WHAT YOU WILL DO: Could you write out every record below exactly, leaving out any pictures?

RECORDS SHOWN:

————

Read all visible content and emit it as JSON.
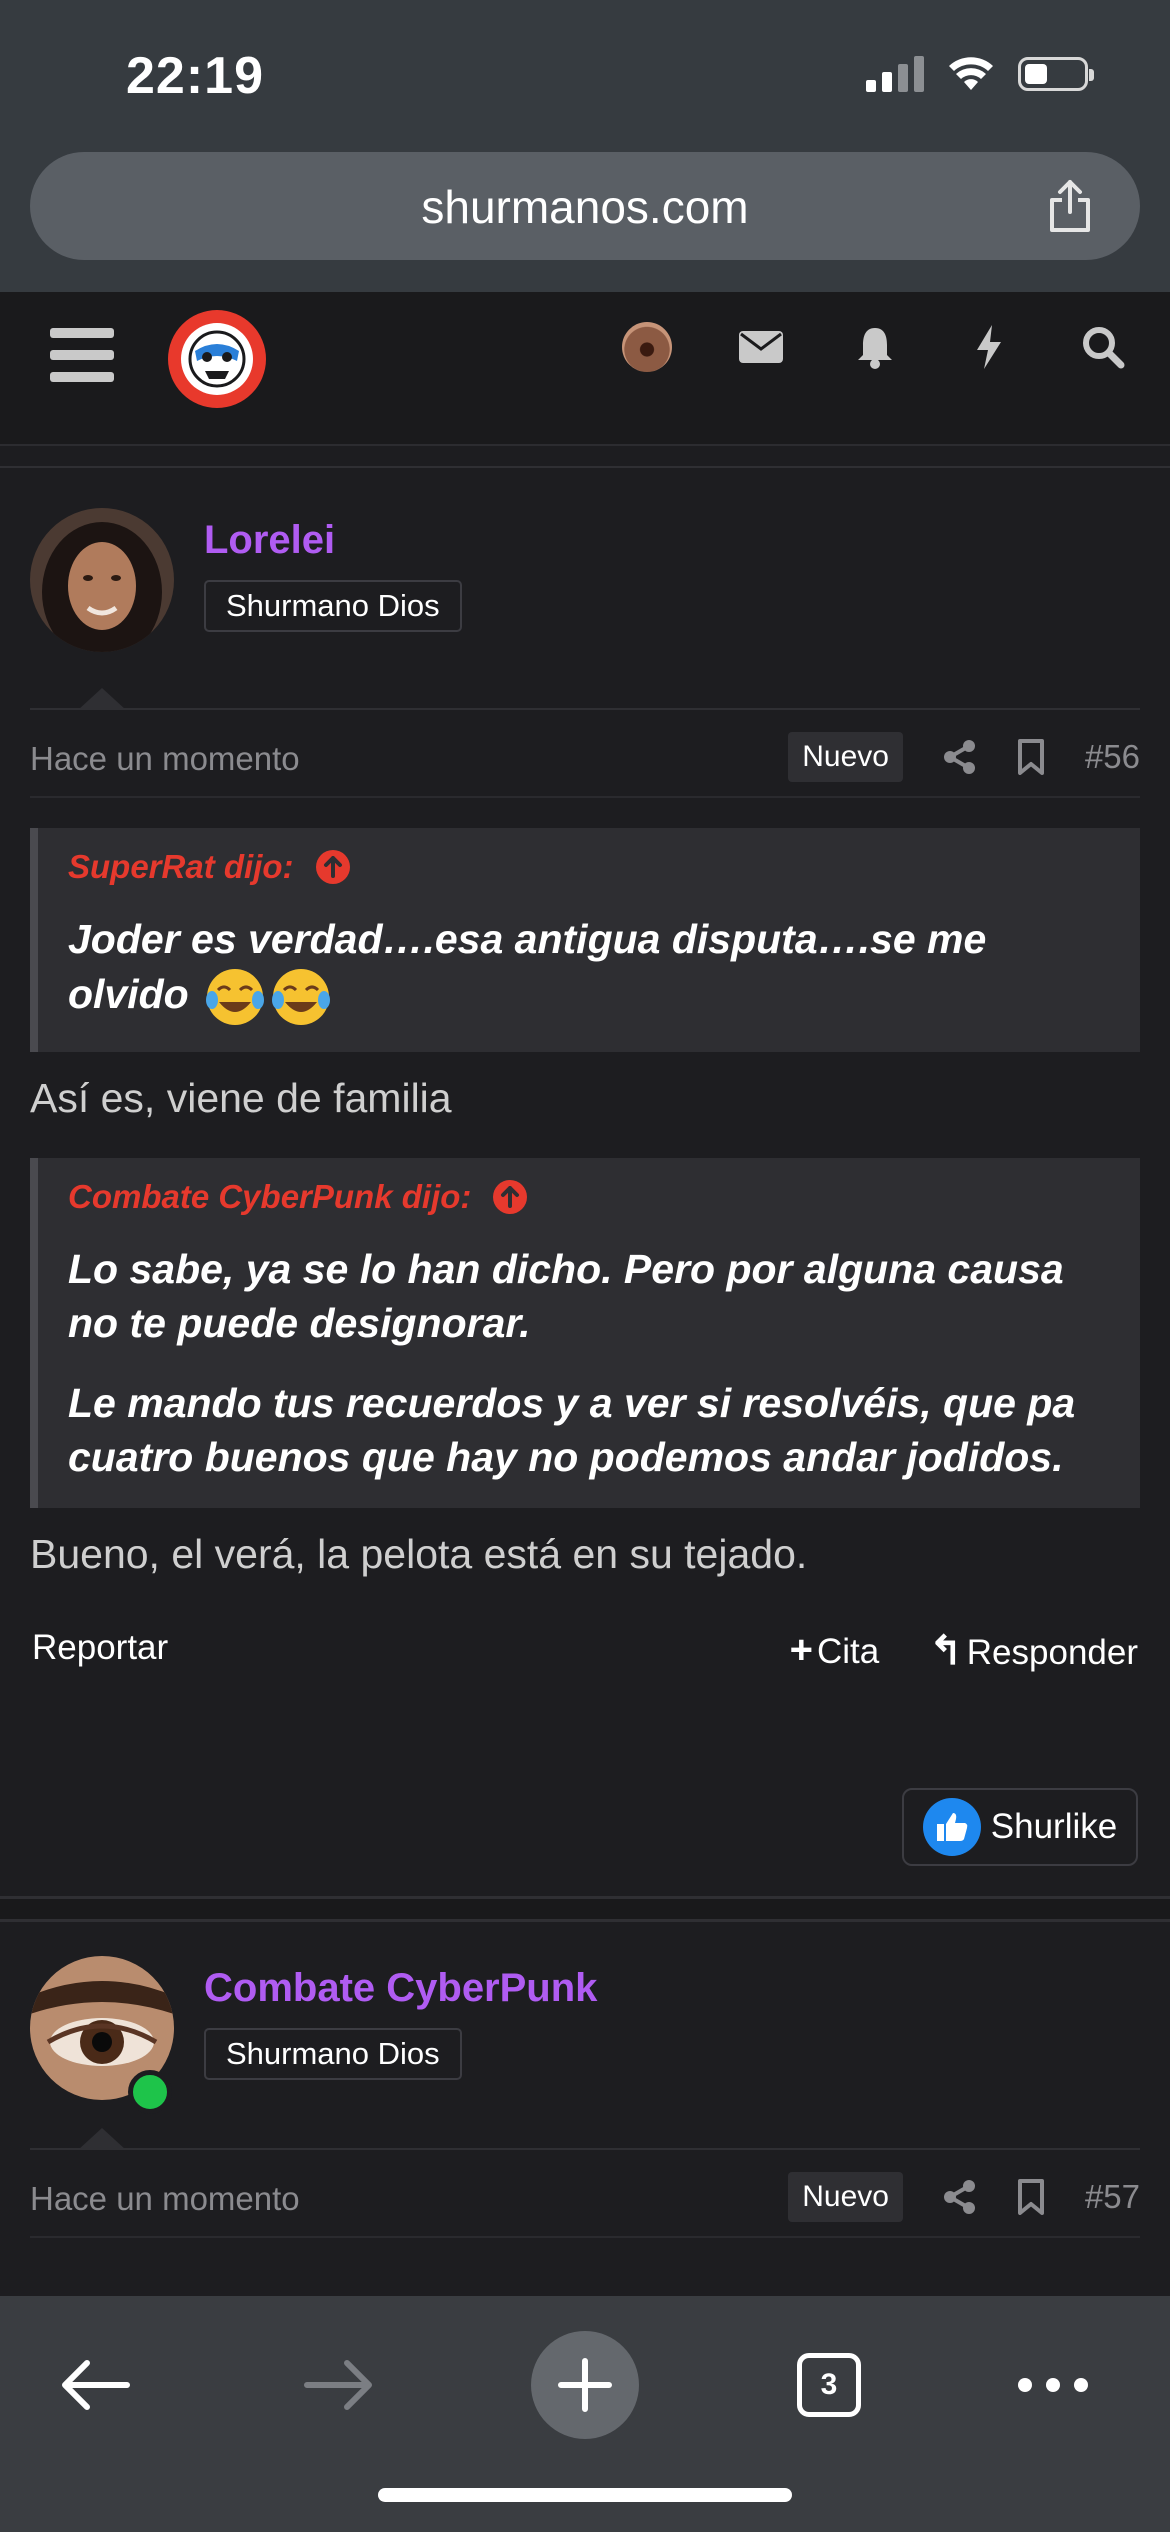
{
  "status": {
    "time": "22:19"
  },
  "browser": {
    "url": "shurmanos.com",
    "open_tabs": "3"
  },
  "posts": [
    {
      "username": "Lorelei",
      "user_title": "Shurmano Dios",
      "time": "Hace un momento",
      "badge": "Nuevo",
      "number": "#56",
      "quotes": [
        {
          "author": "SuperRat dijo:",
          "text": "Joder es verdad….esa antigua disputa….se me olvido"
        },
        {
          "author": "Combate CyberPunk dijo:",
          "text_p1": "Lo sabe, ya se lo han dicho. Pero por alguna causa no te puede designorar.",
          "text_p2": "Le mando tus recuerdos y a ver si resolvéis, que pa cuatro buenos que hay no podemos andar jodidos."
        }
      ],
      "reply_1": "Así es, viene de familia",
      "reply_2": "Bueno, el verá, la pelota está en su tejado.",
      "actions": {
        "report": "Reportar",
        "quote": "Cita",
        "reply": "Responder",
        "like": "Shurlike"
      }
    },
    {
      "username": "Combate CyberPunk",
      "user_title": "Shurmano Dios",
      "time": "Hace un momento",
      "badge": "Nuevo",
      "number": "#57",
      "online": true
    }
  ],
  "colors": {
    "username": "#b05cf2",
    "quote_author": "#e6392d",
    "online": "#1ec44a",
    "like": "#1e88ef"
  }
}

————

WRITTEN RESPONSE:
Read all visible content and emit it as JSON.
{
  "status": {
    "time": "22:19"
  },
  "browser": {
    "url": "shurmanos.com",
    "open_tabs": "3"
  },
  "posts": [
    {
      "username": "Lorelei",
      "user_title": "Shurmano Dios",
      "time": "Hace un momento",
      "badge": "Nuevo",
      "number": "#56",
      "quotes": [
        {
          "author": "SuperRat dijo:",
          "text": "Joder es verdad….esa antigua disputa….se me olvido"
        },
        {
          "author": "Combate CyberPunk dijo:",
          "text_p1": "Lo sabe, ya se lo han dicho. Pero por alguna causa no te puede designorar.",
          "text_p2": "Le mando tus recuerdos y a ver si resolvéis, que pa cuatro buenos que hay no podemos andar jodidos."
        }
      ],
      "reply_1": "Así es, viene de familia",
      "reply_2": "Bueno, el verá, la pelota está en su tejado.",
      "actions": {
        "report": "Reportar",
        "quote": "Cita",
        "reply": "Responder",
        "like": "Shurlike"
      }
    },
    {
      "username": "Combate CyberPunk",
      "user_title": "Shurmano Dios",
      "time": "Hace un momento",
      "badge": "Nuevo",
      "number": "#57",
      "online": true
    }
  ],
  "colors": {
    "username": "#b05cf2",
    "quote_author": "#e6392d",
    "online": "#1ec44a",
    "like": "#1e88ef"
  }
}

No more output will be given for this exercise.